The expression “held” has been used in the Act in various other sections–see ss. 2(1)(c), 13, 17, 18, 21, 144, 204, 240A, 298, 304, and 314 to connote possession by legal title. Mr. Misra, learned Counsel for the appellants does not deny that the expression “held” in those sections means held lawfully. But according to him that is because of the context in which the word is used. Mr. Misra is right in saying so but he overlooks the context in which that expression is used in s. 9. We have already made reference to that context. He failed to point out to us any section in the Act, leaving aside s. 9 for the time being where the word “held” has been used as meaning mere holding, lawful or otherwise. In K.K. Handique v. The Member, Board of Agricultural Income Tax, Assam(1) this Court was called upon to consider the meaning of the word “holds” in ss. 12 and 13 of’ the Assam Agricultural Income Tax Act. Subba Rao, J. (as he then was ) speaking for the Court observed that the expression “holds” includes a two-fold idea of the actual possession of a thing and also of being invested with a legal title though some times it is used only to mean actual possession. After reading ss. 12 and 13 together he observed that the word “holds” in those sections means holding by legal title. In Eramma v. Verrupanna & Ors.(2), this Court considered the meaning of the word (1) A.I.R. 1966 S.C. 1191. (2)  2, S.C.R.
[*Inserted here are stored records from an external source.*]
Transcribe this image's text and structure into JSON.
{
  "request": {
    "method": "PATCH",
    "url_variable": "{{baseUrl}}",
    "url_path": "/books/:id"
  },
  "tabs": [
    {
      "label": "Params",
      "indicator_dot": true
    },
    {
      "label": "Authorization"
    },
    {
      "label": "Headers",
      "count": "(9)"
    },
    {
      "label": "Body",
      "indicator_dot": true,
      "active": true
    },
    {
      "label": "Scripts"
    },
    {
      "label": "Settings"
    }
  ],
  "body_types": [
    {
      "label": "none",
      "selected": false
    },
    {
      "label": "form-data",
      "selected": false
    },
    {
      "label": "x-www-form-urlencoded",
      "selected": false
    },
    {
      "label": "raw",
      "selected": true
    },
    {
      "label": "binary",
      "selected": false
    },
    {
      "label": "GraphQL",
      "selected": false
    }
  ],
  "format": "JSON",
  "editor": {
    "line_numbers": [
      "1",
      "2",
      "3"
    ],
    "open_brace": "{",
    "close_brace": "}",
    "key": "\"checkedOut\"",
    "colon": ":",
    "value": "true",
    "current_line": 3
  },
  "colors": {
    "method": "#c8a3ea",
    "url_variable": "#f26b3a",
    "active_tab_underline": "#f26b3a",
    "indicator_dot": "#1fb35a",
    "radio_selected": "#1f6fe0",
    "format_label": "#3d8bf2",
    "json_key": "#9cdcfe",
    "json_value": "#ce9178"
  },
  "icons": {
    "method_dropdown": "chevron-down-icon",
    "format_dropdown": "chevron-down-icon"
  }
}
“possessed” in s. 14 (1 ) of the Hindu Succession Act which laid down that “any property possessed by a female Hindu whether acquired before or after the commencement of this Act shall be held by her as full owner thereof and not as a limited owner”. It held that the property possessed by a female widow, as contemplated in the section, is clearly a property to which she has acquired some kind of title whether before or after the commencement of the Act. It is true that in arriving at that conclusion the Court took into consideration the language of the provision as a whole and also the explanation to the section. The scheme of the Act is to abolish all Estates and vest the concerned property in the State but at the same time certain rights were conferred on persons in possession of lands or buildings. It is reasonable to think that the persons who were within the contemplation of the Act are those who were in possession of lands or buildings on the basis of some legal title. Bearing in mind the purpose with which the legislation was enacted, the scheme of the Act and the language used in s. 9, we are of opinion that the word “held” in s. 9 means “lawfully held”. In other words we accept the correctness of the view taken by Mukerji and Dwivedi, JJ. For the reasons already mentioned we are unable to agree with Desai, C.J. that the fact that the appellants had demolished the buildings put up by the respondents and put up some other building in their place had conferred any rights on them under s. 9.
In the result the appeal is dismissed with costs. G.C. Appeal